"Come on, now, come on; let's get you to bed," she said consolingly.

I collapsed. I didn't have strength anymore to hold myself erect. I was curled into a ball right back on that patch of floor where Rosalie had ... where we had ...

My wails now had a tinge of desperation, and I couldn't stop them from ripping out of my chest. The harder I tried, the harder they forced their way out.

Rosalie gently scooped my convulsing form from the floor. I felt a damp cloth on my face. I felt my teeth being brushed. I was so far gone that Rosalie brushed my teeth for me. Do you know how hard it is to brush somebody's teeth who is wracked by sobs? Apparently, not hard at all for Rosalie. Do I need to add that she did it gently, tenderly, and, although she would vehemently deny it, motherly? I felt myself being deposited on the bed. I felt my daytime clothes being exchanged for nighties. I felt Rosalie being very careful not to have her marbled skin touch mine.

Do you know how hard it is for somebody not to touch your skin when they change you out of blue jeans, your day-time panties and then have them put on your night-time panties before dressing you in pajamas? But Rosalie managed to do that somehow. The message was very clear: I won't even accidentally touch your skin. I felt the covers surrounding me.

"Stay with me," I pleaded through the aftershocks of my disintegration. She didn't want to be with me, I could just feel it in her distance, but I couldn't bear the thought of her leaving.

"I'm right here," a detached voice spoke from then now blackness of the utterly quiet cabin at chair height right by the bed.

"Sleep with me?" I asked and patted on top of the covers next to me on the side of the bed.

Silence.

"I mean, you say you don't sleep, but stay next to me?"

"No," came the quiet yet firm reply.

"Please?" I begged.

"Does your father sleep in your bed next to you?" Rosalie's question floated accusingly, calmly, detachedly in the darkness.

"When I was a little girl, sometimes I would crawl into bed with Pa, when I was alone or scared." Then I smiled at the memory. "He was a real snorer ... it was comforting, in a way, to listen to him sn-..."
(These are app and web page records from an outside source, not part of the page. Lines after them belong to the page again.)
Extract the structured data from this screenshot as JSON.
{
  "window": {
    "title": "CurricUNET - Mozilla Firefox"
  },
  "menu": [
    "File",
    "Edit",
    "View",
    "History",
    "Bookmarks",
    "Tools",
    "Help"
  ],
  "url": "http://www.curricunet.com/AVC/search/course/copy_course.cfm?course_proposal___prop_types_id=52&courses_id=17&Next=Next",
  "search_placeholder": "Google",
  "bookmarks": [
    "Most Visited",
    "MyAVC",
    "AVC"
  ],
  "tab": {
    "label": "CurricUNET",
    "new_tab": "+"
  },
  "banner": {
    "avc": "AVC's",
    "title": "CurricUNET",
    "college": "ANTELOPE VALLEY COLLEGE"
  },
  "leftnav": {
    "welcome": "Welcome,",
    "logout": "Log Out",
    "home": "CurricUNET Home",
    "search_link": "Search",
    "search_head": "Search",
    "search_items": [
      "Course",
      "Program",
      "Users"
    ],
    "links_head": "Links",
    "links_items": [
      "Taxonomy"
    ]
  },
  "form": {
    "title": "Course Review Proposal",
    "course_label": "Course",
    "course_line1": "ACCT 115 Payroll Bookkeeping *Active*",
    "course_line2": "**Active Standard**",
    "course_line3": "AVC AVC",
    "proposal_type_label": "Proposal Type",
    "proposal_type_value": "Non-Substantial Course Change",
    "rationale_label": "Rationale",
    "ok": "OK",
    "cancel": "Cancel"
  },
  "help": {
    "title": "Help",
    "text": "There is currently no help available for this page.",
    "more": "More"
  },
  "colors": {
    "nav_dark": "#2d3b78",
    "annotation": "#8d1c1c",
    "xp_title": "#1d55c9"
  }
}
"Are you a little girl still, then?" Rosalie's reasonable question interrupted my happy recollection.

"Yes," I answered. "Yes. I'm a little girl still. I'm scared, Rosalie, I'm lonely and so scared, and I need to feel you right beside me — I need to know now and when I'm sleeping that I'm not alone — or I won't be able to sleep at all."

"I disagree," came the composed denial. "I think you are a big girl now. I think you are stronger than you allow yourself to think. I think you will be able to sleep. I think you do not need one more scary monster in your bed. I think you do not need this scary monster hurting you anymore. I think you will sleep now."

"Please, Rosalie, please. I won't. I really won't. I won't be able to ..."

"I do not know how to convey to you my bewilderment that you turn to succor to the thing that is the positively worst thing for you. Why do you do this?" she asked.

"Because I don't have anything else," but you. Because you are all I have. Because I lov-... then I silenced that undeserved thought.

"Because I've taken all that away from you," she chided.

"I had nothing for you to take away," I answered sadly. I have nothing. I am nothing.

Rosalie sighed. "No," she said decidedly, and my heart broke. "I will not lie next to you. I am right here. You can reach out and touch this chair and feel the weight of me on it and know that I am here."

I knew what she was really saying, however, and my chest ached, because my broken heart couldn't hurt any more than how it did now.

I reached out and grasped the chair leg ... and did not let it go.